» **To do**
Return each line below holding the string "JSON".
===== Supplied records =====
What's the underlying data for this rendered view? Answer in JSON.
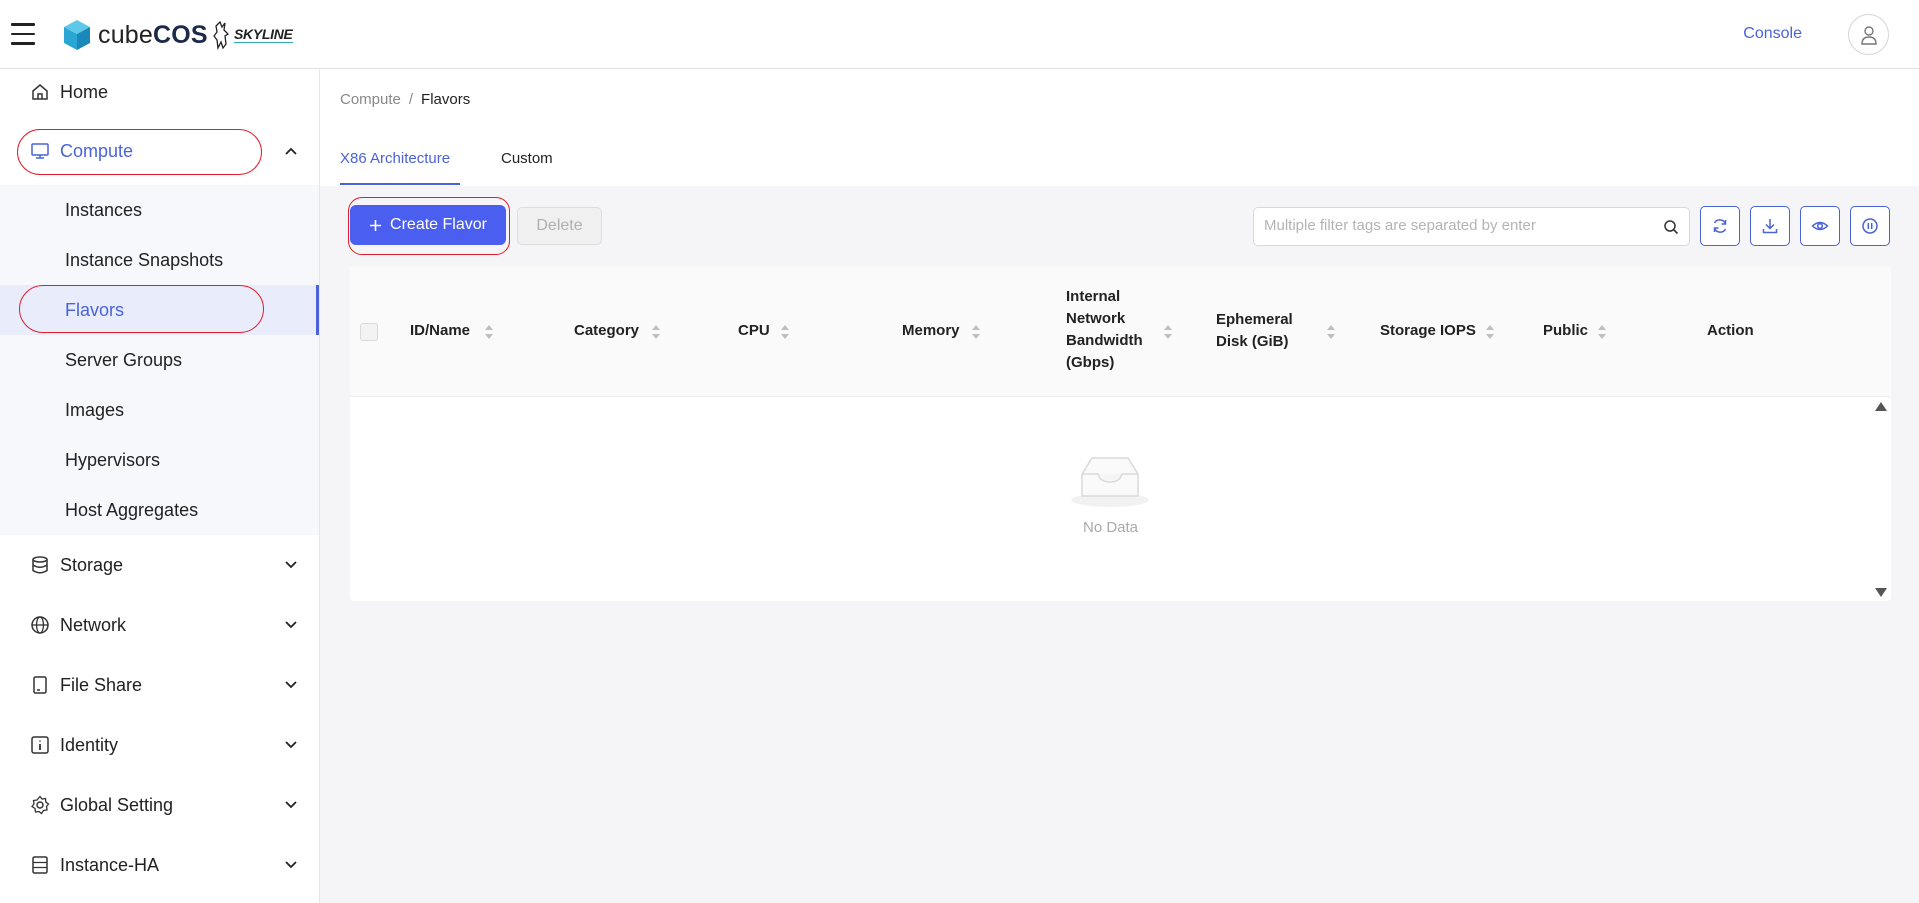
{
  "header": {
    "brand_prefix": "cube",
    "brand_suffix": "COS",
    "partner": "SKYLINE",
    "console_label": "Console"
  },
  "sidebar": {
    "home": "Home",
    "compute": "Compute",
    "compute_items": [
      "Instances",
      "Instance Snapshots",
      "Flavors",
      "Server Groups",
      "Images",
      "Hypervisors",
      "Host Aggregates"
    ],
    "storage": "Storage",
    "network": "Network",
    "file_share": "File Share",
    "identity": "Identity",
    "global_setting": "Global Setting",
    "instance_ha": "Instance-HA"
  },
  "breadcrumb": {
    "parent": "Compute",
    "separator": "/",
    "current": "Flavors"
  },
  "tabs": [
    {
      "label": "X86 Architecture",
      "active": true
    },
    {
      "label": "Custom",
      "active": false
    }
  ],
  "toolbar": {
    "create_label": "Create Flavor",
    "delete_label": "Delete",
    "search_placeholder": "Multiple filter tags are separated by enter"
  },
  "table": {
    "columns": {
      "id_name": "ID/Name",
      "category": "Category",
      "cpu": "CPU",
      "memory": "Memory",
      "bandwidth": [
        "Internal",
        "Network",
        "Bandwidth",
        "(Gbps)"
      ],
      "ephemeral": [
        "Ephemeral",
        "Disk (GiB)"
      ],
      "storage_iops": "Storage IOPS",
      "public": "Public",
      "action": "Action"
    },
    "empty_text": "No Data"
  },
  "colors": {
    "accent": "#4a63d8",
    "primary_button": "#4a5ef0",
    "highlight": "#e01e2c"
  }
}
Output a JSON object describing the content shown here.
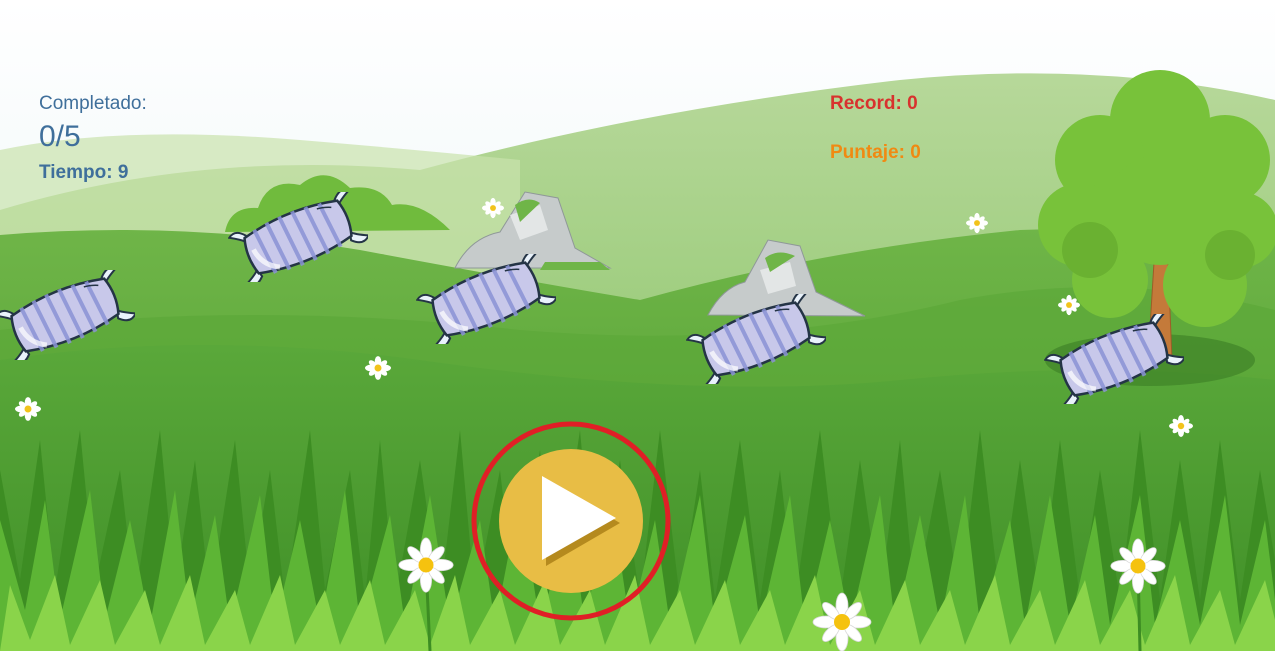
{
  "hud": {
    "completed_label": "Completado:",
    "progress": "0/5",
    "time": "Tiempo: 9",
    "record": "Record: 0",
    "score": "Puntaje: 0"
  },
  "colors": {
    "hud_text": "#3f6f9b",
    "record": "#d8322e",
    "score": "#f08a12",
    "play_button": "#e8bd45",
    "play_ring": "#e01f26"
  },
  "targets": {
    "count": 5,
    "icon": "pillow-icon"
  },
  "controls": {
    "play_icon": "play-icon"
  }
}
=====
» **Result of this task**
What's the underlying data for this rendered view? Answer in JSON.
Output a JSON object describing the content shown here.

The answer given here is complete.